As terrific as he is, his greatness elevates the performance of those around him and creates opportunities for his teammates. With all the attention given to Parsons, it provides one-on-one chances for his teammates to get to the quarterback. Osa Odighizuwa was one of the benefactors of Parsons’ greatness. He tied with Dorance Armstrong for the team lead in sacks with two. He is in line for a big year playing next to Parsons and is off to a great start with his performance on Sunday.
The Cowboys sacked Daniel Jones seven times. Dallas often got to Jones rushing only four and dropping the rest in coverage.
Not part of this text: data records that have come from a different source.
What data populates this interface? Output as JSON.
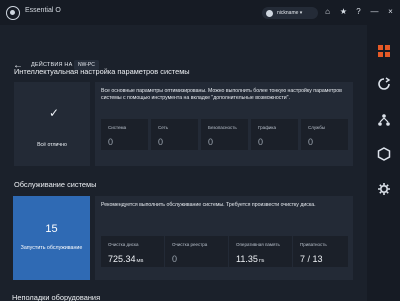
{
  "app": {
    "title": "Essential O",
    "account": "nickname ▾"
  },
  "breadcrumb": {
    "current": "ДЕЙСТВИЯ НА",
    "pc": "NW-PC"
  },
  "optimization": {
    "section_title": "Интеллектуальная настройка параметров системы",
    "status": "Всё отлично",
    "description": "Все основные параметры оптимизированы. Можно выполнить более тонкую настройку параметров системы с помощью инструмента на вкладке \"дополнительные возможности\".",
    "metrics": [
      {
        "label": "Система",
        "value": "0"
      },
      {
        "label": "Сеть",
        "value": "0"
      },
      {
        "label": "Безопасность",
        "value": "0"
      },
      {
        "label": "Графика",
        "value": "0"
      },
      {
        "label": "Службы",
        "value": "0"
      }
    ]
  },
  "maintenance": {
    "section_title": "Обслуживание системы",
    "count": "15",
    "button_label": "Запустить обслуживание",
    "description": "Рекомендуется выполнить обслуживание системы. Требуется произвести очистку диска.",
    "metrics": [
      {
        "label": "Очистка диска",
        "value": "725.34",
        "unit": "MB"
      },
      {
        "label": "Очистка реестра",
        "value": "0",
        "unit": ""
      },
      {
        "label": "Оперативная память",
        "value": "11.35",
        "unit": "ГБ"
      },
      {
        "label": "Приватность",
        "value": "7 / 13",
        "unit": ""
      }
    ]
  },
  "next_section": {
    "title": "Неполадки оборудования"
  },
  "icons": {
    "app": "logo-icon",
    "home": "home-icon",
    "star": "star-icon",
    "help": "help-icon",
    "minimize": "minimize-icon",
    "close": "close-icon",
    "sidebar": [
      "dashboard-icon",
      "refresh-icon",
      "network-icon",
      "hexagon-icon",
      "settings-icon"
    ],
    "accent": "#e55a27"
  }
}
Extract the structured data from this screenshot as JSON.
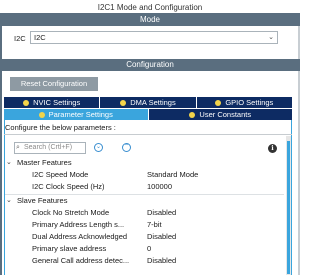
{
  "title": "I2C1 Mode and Configuration",
  "mode_section": {
    "header": "Mode",
    "field_label": "I2C",
    "field_value": "I2C"
  },
  "config_section": {
    "header": "Configuration",
    "reset_label": "Reset Configuration",
    "tabs_row1": [
      "NVIC Settings",
      "DMA Settings",
      "GPIO Settings"
    ],
    "tabs_row2": [
      "Parameter Settings",
      "User Constants"
    ],
    "active_tab": "Parameter Settings",
    "hint": "Configure the below parameters :",
    "search_placeholder": "Search (Crtl+F)"
  },
  "groups": [
    {
      "name": "Master Features",
      "params": [
        {
          "name": "I2C Speed Mode",
          "value": "Standard Mode"
        },
        {
          "name": "I2C Clock Speed (Hz)",
          "value": "100000"
        }
      ]
    },
    {
      "name": "Slave Features",
      "params": [
        {
          "name": "Clock No Stretch Mode",
          "value": "Disabled"
        },
        {
          "name": "Primary Address Length s...",
          "value": "7-bit"
        },
        {
          "name": "Dual Address Acknowledged",
          "value": "Disabled"
        },
        {
          "name": "Primary slave address",
          "value": "0"
        },
        {
          "name": "General Call address detec...",
          "value": "Disabled"
        }
      ]
    }
  ],
  "colors": {
    "section_bar": "#5a6e7f",
    "tab_dark": "#0d2b63",
    "tab_active": "#3aa5dd",
    "tab_dot": "#f3d44a"
  },
  "icons": {
    "search": "search-icon",
    "down": "chevron-down-icon",
    "info": "info-icon"
  }
}
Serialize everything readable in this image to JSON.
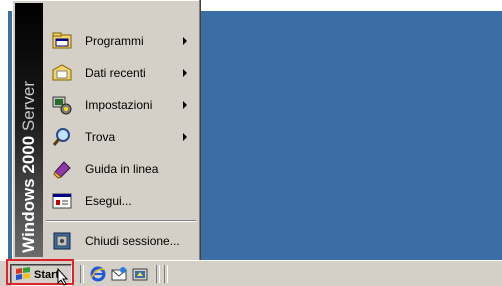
{
  "banner": {
    "brand": "Windows 2000",
    "edition": "Server"
  },
  "menu": {
    "items": [
      {
        "label": "Programmi",
        "icon": "programs-icon",
        "has_submenu": true
      },
      {
        "label": "Dati recenti",
        "icon": "documents-icon",
        "has_submenu": true
      },
      {
        "label": "Impostazioni",
        "icon": "settings-icon",
        "has_submenu": true
      },
      {
        "label": "Trova",
        "icon": "search-icon",
        "has_submenu": true
      },
      {
        "label": "Guida in linea",
        "icon": "help-icon",
        "has_submenu": false
      },
      {
        "label": "Esegui...",
        "icon": "run-icon",
        "has_submenu": false
      }
    ],
    "shutdown": {
      "label": "Chiudi sessione...",
      "icon": "logoff-icon"
    }
  },
  "taskbar": {
    "start_label": "Start",
    "quick_launch": [
      "internet-explorer-icon",
      "outlook-express-icon",
      "show-desktop-icon"
    ]
  },
  "colors": {
    "desktop": "#3a6ea5",
    "menu_bg": "#d4d0c8",
    "highlight": "#e0232b"
  }
}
It looked like the Cowboys were sending a blitz on every dropback while dropping seven in coverage. Jones seldom had time to scan the field and, when he had time, was skittish leading to poor throwing mechanics, throwing several errant passes.
During the broadcast, Cris Collinsworth mentioned the physicality of the hits Jones was taking. The team was playing with an unbridled swagger and confidence. The Cowboys pass rush could sense they were outclassing the Giants, and their cascade of pass rushers felt like a tsunami crashing over the Giants offensive line and Daniel Jones. The right side of the Giants’ offensive line was especially under siege. Evan Neal and Mark Glowinski were taken to a master class on what not to do when protecting the passer. This pass rush put the league on notice with Sunday’s outing.
Fresh off a new contract extension with the team, the $97 million man looked and played like it. The Cowboys secondary was a no-fly zone and grounded the Giants’ aerial approach. That is thanks to Trevon Diggs’ efforts. His confidence and bravado shined through in the way that he played and in the way that he communicated with his teammates, taunting the Giants not to throw at the Cowboys defense.
This competitive trash talk won’t get the same national attention as it did over the summer at Cowboys training camp, but that’s okay. Diggs’ performance did all the talking for him. His physicality led to two takeaways for the Dallas defense. His big hit on Saquon Barkley set the tone for the Cowboys defense early and led to a score. His hit on Barkley at the point of the catch forced the ball up in the air and into the waiting arms of DaRon Bland, who returned the interception for a touchdown.
Then, late in the game, with the outcome very much decided, Diggs forced a fumble on wide receiver Isiah Hodgins after Hodgins had a 24-yard yard catch and run, giving New York their most explosive play of the evening. If there was any fading, burning desire to compete left in the New York Giants, Diggs doused those dwindling flames and turned the lights out on the Giants fans in attendance. Diggs’ tenacity, the experience of Stephon Gilmore on the opposite side of the field, and the pass rush’s ferocity are setting things up nicely for the Cowboys to see a quick return on their investment in Trevon Diggs.